The notice reads as if Ed Roach died yesterday—
the family asking everyone to celebrate the life of their 24-year-old son.
Oh, plow the red clay, yellowed leaf,
A black man in the county back in 1920, Ed was beaten, shot five times, and strangled
for attacking a white woman on the road to town.
Dig beneath the loblolly and sweet gum,
Though he was with his family in the tobacco since sunrise,
a mob of 200 men thought otherwise and hung him from an old oak at the AME church.
Ed Roach, rise with your hanging rope,
In the red-dawn, his family cut him down and buried him unmarked in the brightleaf.
They torched the oak, a black epitaph on the road to town.
Your time hidden in the fields is over.
The memorial service is like a shock from a live wire—
a current singeing everyone living in the county, exposing the simmering rot within.

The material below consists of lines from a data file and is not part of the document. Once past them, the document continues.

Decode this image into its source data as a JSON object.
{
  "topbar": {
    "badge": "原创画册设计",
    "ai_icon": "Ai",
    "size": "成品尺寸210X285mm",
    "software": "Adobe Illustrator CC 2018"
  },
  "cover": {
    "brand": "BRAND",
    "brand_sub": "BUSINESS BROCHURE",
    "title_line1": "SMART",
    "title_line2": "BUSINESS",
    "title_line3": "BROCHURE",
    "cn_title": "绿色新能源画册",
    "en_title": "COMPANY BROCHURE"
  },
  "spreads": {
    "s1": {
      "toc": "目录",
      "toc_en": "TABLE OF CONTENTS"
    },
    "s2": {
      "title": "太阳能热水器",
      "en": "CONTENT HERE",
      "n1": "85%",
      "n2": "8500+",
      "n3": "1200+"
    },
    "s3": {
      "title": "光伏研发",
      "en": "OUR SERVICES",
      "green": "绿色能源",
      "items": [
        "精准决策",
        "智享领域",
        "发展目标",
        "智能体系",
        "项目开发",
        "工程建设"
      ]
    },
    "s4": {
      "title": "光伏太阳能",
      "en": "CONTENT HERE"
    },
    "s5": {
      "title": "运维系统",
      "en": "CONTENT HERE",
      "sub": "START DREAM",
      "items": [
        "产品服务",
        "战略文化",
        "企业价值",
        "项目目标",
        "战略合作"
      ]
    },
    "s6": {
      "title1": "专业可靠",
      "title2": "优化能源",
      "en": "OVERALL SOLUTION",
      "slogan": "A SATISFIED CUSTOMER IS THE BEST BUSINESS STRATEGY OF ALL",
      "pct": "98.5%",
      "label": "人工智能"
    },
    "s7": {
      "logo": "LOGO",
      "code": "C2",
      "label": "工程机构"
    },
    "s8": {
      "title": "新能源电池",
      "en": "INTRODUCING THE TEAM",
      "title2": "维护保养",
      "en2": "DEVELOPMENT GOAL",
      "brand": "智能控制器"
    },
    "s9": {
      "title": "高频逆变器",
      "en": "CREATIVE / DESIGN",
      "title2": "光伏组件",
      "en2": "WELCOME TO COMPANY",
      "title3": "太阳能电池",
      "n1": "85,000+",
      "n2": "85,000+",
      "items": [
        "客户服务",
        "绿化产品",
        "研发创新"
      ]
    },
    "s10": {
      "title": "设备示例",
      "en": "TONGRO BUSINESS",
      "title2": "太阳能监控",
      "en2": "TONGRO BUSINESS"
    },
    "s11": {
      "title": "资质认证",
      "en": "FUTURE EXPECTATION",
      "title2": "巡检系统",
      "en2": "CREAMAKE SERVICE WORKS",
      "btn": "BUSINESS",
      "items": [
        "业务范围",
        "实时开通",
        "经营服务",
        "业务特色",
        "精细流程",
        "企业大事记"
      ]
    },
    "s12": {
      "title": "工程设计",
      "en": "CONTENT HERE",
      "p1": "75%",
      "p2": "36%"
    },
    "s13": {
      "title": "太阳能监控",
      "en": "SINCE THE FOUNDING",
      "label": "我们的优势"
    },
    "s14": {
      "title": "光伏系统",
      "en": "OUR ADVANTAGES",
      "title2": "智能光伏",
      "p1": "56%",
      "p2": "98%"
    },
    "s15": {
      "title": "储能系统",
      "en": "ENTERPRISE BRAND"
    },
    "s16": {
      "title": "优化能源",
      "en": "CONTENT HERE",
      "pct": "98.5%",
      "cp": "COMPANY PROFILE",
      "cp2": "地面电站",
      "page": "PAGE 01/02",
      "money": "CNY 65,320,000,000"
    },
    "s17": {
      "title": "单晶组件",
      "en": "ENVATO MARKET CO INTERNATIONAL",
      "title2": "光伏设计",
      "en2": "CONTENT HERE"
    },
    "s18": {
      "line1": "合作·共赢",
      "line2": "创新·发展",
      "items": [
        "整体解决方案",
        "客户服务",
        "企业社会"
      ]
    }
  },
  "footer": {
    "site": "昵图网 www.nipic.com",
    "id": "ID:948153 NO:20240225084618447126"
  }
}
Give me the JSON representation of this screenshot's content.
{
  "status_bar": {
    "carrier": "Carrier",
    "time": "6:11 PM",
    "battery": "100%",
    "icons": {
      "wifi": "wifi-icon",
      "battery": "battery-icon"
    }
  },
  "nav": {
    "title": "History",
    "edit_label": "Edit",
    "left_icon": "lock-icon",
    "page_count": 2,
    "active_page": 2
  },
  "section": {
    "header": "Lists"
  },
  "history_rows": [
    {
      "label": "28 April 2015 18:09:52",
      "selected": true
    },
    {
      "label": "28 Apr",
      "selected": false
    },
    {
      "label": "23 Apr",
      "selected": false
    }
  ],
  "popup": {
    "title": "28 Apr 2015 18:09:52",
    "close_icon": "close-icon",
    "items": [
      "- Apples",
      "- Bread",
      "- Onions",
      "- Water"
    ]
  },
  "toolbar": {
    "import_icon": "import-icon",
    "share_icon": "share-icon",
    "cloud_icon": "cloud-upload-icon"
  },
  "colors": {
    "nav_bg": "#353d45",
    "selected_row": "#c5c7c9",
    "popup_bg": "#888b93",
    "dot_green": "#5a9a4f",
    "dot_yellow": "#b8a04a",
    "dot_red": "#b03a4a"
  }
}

An earlier version of this poem first appeared in the poetry magazine Better than Starbucks in its May 2019 issue (Vol IV, No. 3).